The remembrance of Kingston’s ‘superlative’ and ‘incredible’ Aviation Industry threatens to grind to a halt as COVID-19 forces Kingston Aviation to cease talks, exhibitions and open days. 

Kingston Aviation Joint-Project Leader, David Hassard stated that he was ‘struggling’ with adapting to new, online platforms of communication during the pandemic. He said that ‘undoubtedly there’s a lot of people [...] who don’t know about [Kingston’s aviation industry] who otherwise would have done’, despite Kingston’s ‘extreme’ importance during the conflicts of the 20th century. Kingston designed 45,000 aircraft in just 80 years, and is the only ‘company [...] in the country that have had  aircraft in service for 108 years’ and deserves to be remembered as such.

David Hassard described the significance of the industry in Kingston as being ‘first in so many things and most successful in so many other things.’ He said that Kingston designed ‘the most successful [allied] fighter in the First World War (the Sopwith Camel); [...] the most successful allied fighter in the Second World War (the Hawker Hurricane); the RAF’s mainstream fighter and ground attack aircraft during the Cold War (the Hawker Hunter) [...], [and] the Hawker Harrier [...], the world’s only successful Vertical Take Off and Landing [...] aircraft.’ The industry was also vital in the Battle of Britain, eighty years ago. As David Hassard described it, ‘there were almost twice as many Hawker Hurricanes (designed in Kingston) as there were Spitfires.’ Therefore, ‘the Hawker Hurricanes shot down more German aircraft in the battle of Britain than all the Spitfires and anti-aircraft guns put together.’ David Hassard also admitted that ‘without the Kingston design Hawker Hurricanes, we would have lost the Battle of Britain’. Kingston’s Industry had a huge impact upon many theatres of conflict during the 20th Century, there being ‘many extreme examples of [Kingston’s Aviation Industry] being so important to Britain’s military defence’. And, during November, the month of remembrance and  in 2020, 80 years after the Battle of Britain and 108 years since the factory opened in Canbury Park Road, Kingston’s ‘superlative’ and ‘incredible’ Industry should be remembered for its ‘extreme’ significance. 

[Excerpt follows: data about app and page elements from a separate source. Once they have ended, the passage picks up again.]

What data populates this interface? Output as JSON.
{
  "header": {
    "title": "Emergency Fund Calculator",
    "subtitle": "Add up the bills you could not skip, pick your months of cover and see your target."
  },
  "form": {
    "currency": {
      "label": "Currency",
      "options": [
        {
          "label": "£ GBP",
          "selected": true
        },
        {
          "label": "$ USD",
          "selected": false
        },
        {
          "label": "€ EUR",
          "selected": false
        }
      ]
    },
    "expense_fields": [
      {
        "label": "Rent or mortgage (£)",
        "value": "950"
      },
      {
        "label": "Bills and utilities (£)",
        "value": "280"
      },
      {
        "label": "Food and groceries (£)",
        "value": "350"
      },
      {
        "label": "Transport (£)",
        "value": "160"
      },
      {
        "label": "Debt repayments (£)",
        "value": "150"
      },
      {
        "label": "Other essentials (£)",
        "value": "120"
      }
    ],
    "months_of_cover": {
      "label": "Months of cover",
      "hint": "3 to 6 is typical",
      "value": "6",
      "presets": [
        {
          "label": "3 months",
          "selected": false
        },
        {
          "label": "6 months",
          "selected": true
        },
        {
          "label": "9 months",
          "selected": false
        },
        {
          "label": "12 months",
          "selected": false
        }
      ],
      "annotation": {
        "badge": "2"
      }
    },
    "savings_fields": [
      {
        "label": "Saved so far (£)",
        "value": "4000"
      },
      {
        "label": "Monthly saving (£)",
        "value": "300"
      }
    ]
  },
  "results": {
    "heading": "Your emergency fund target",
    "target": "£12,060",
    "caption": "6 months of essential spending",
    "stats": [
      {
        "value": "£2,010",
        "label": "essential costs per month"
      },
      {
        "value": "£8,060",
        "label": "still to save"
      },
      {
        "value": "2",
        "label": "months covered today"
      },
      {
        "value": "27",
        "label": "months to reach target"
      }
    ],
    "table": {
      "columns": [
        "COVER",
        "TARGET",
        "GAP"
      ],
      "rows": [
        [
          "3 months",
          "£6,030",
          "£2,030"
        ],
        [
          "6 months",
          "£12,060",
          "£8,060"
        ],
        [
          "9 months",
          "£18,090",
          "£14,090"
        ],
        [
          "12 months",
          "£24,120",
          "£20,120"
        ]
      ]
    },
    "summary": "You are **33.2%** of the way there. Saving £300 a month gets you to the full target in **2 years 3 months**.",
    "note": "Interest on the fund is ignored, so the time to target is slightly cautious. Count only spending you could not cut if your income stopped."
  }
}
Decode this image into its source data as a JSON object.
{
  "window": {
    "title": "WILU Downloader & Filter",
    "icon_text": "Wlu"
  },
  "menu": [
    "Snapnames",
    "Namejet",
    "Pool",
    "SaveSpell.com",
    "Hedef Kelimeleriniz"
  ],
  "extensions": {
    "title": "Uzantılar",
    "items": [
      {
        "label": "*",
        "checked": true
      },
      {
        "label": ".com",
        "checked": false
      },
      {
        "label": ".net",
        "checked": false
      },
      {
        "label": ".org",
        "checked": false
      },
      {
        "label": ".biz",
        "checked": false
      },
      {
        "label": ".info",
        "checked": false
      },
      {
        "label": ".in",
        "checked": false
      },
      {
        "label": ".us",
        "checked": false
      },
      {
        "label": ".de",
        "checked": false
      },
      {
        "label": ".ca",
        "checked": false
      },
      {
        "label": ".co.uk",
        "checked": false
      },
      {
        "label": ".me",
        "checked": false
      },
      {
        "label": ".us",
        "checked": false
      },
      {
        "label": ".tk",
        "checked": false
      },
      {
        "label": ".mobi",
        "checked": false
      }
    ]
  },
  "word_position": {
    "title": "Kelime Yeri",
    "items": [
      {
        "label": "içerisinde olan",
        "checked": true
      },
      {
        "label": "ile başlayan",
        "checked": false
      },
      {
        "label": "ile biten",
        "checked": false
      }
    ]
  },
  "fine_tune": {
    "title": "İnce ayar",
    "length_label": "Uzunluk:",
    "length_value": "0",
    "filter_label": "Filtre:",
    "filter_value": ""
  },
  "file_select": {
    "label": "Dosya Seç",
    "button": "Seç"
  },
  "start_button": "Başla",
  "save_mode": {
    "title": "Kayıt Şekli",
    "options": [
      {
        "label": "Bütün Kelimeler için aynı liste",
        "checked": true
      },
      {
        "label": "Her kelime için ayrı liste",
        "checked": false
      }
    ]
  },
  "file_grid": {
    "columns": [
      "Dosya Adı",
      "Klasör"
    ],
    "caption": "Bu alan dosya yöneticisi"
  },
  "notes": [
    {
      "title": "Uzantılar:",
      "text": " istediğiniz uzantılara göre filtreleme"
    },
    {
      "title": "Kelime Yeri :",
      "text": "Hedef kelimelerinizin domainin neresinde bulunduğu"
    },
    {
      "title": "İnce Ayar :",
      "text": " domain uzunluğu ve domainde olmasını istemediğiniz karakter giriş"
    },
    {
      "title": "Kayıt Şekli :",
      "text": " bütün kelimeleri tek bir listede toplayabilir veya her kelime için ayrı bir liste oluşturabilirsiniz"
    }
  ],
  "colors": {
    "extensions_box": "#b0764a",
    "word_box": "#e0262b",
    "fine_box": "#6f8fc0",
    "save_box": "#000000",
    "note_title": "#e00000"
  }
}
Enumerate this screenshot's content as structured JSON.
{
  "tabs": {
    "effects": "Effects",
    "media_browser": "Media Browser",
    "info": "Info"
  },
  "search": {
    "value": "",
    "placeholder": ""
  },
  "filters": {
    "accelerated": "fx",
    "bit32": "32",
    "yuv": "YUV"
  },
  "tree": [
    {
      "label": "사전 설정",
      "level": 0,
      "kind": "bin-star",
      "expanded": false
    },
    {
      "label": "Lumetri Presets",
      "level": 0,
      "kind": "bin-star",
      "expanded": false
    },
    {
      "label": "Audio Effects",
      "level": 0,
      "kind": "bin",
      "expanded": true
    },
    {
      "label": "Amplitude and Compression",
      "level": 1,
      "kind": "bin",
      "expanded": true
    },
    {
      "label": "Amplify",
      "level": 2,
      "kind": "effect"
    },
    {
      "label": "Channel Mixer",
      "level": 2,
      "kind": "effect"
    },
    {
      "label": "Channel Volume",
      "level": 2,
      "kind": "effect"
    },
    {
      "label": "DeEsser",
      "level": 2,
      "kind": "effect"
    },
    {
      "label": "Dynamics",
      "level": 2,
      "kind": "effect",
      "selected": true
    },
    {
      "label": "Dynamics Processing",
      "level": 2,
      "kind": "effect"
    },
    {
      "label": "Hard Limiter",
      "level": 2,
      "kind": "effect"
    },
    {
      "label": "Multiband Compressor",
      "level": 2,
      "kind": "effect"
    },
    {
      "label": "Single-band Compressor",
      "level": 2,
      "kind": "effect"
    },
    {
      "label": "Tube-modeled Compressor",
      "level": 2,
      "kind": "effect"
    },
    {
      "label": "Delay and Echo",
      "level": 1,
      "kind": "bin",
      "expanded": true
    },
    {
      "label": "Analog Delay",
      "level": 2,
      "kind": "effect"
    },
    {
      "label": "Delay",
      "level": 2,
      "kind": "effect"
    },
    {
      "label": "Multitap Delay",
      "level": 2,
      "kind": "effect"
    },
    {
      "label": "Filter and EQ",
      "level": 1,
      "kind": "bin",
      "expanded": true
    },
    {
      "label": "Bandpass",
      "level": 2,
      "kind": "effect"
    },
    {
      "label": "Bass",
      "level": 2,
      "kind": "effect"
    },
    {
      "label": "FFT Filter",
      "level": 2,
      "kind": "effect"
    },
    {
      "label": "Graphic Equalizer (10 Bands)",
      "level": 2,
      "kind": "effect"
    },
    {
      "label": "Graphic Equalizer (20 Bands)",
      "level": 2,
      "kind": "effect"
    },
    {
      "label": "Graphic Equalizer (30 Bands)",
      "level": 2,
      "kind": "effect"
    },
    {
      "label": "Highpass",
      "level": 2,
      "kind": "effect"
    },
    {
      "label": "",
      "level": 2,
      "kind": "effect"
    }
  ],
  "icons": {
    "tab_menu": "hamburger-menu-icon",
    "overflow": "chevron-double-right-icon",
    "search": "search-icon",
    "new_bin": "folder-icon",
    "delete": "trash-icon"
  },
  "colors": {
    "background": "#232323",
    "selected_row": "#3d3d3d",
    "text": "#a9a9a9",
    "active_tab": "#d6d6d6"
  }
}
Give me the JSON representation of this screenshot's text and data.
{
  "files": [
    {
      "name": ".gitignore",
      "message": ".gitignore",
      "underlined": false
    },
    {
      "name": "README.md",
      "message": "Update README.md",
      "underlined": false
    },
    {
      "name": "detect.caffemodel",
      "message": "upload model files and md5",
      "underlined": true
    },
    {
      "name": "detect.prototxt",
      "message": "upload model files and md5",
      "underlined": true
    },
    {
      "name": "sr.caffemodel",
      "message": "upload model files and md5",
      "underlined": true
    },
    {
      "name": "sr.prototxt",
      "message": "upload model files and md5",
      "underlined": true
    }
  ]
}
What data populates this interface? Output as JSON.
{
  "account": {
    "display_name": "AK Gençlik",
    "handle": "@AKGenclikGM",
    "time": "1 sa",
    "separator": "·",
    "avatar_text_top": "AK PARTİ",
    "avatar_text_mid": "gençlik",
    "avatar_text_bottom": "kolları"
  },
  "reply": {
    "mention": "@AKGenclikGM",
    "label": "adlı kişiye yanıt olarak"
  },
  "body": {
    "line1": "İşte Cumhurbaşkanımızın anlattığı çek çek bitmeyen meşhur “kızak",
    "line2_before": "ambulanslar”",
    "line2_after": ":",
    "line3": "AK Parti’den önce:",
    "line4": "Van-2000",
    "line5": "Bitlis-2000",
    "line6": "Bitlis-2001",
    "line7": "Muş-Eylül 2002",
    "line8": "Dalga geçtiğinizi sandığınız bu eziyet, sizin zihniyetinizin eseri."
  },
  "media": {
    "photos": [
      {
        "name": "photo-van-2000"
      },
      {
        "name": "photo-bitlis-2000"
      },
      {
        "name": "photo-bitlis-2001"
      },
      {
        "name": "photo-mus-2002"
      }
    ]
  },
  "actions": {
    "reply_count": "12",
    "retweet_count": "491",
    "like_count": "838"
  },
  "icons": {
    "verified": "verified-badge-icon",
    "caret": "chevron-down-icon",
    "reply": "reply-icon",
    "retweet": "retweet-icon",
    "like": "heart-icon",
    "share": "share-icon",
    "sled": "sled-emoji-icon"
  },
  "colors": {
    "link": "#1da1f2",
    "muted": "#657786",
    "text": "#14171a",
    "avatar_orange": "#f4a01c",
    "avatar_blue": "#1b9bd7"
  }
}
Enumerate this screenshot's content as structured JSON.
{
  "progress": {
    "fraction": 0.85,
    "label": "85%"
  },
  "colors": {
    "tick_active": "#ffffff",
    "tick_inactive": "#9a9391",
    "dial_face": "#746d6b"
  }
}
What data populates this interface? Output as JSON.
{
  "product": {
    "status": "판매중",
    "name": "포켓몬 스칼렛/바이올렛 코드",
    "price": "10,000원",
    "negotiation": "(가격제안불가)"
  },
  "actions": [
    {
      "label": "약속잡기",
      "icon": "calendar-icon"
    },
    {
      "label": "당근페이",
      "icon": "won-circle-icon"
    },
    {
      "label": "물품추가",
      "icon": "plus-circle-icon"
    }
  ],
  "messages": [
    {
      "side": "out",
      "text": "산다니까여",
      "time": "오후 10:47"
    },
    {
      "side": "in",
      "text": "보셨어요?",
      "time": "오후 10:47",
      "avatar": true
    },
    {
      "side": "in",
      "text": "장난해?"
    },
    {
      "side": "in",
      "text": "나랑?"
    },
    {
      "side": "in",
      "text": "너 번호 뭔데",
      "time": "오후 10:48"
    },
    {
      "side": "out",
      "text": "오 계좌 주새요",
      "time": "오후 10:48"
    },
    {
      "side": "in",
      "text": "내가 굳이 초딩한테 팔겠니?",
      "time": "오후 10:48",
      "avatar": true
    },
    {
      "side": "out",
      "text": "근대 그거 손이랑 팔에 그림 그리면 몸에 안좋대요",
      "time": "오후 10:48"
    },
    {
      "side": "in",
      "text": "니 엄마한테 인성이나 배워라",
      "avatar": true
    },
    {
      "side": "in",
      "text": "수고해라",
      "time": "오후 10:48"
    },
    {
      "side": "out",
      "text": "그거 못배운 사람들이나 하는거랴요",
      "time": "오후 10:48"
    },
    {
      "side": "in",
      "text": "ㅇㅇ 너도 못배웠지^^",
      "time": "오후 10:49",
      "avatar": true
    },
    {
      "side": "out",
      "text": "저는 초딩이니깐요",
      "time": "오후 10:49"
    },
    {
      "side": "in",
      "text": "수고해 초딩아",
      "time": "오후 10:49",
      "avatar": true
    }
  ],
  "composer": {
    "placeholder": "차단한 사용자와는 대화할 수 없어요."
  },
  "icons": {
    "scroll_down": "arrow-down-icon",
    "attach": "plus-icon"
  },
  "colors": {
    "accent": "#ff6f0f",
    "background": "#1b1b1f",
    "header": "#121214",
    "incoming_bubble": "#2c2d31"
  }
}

The Kingston Aviation project has done a lot to remedy the local community’s ignorance and David Hassard said that, before the project started, ‘unless you actually had a relative who worked there, or worked there yourself, it was not well known’ with ‘most people [knowing] nothing about it’. Since then more and more people have begun to understand the significance of Kingston and the project was ‘able to set up a website and [got] a lot of publicity at the time [so] many [people] became more interested [about Kingston’s] heritage’. The project has been ‘spreading the word’ on three platforms: the international website (, exhibitions and talks. Kingston Aviation has done 224 talks in 8 years ‘to different local organisations, from schools to dementia homes and everything in between’, and has enabled Kingston’s community to grasp the significance of the industry. 

However, the COVID-19 outbreak has halted the remembrance of Kingston’s Industry. The Heritage Open Day Weekend, exhibitions and ten talks have been cancelled, meaning that Kingston Aviation has lost many opportunities for donations, slowing the expansion of their international website, and forcing Kingston Aviation to turn to online platforms, such as YouTube. David described that as being very different from the chatting, questions and socialising of talks and gives only ‘one version’ of Kingston’s ‘massive story’. Furthermore, the pandemic has greatly slowed the development of a new Richmond Road memorial, a full scale Hawker Hunter. The memorial’s progress is now proving to be ‘long overdue and frustratingly slow’, due to the pandemic. David Hassard admitted that Kingston Aviation was ‘trying to keep it going’, despite the lack of donations and socialising. However, David admitted there was no doubt that many people had missed the opportunity to widen their insight into the ‘heritage next door’. 

Kingston Aviation has suffered greatly during the pandemic. There is no doubt that this will be reflected in people’s attitudes towards the industry after the pandemic, with many people still not realising the town’s heritage. Kingston’s Heritage has been thrown into jeopardy, halting the remembrance of one of the most significant Aviation Industries in the country.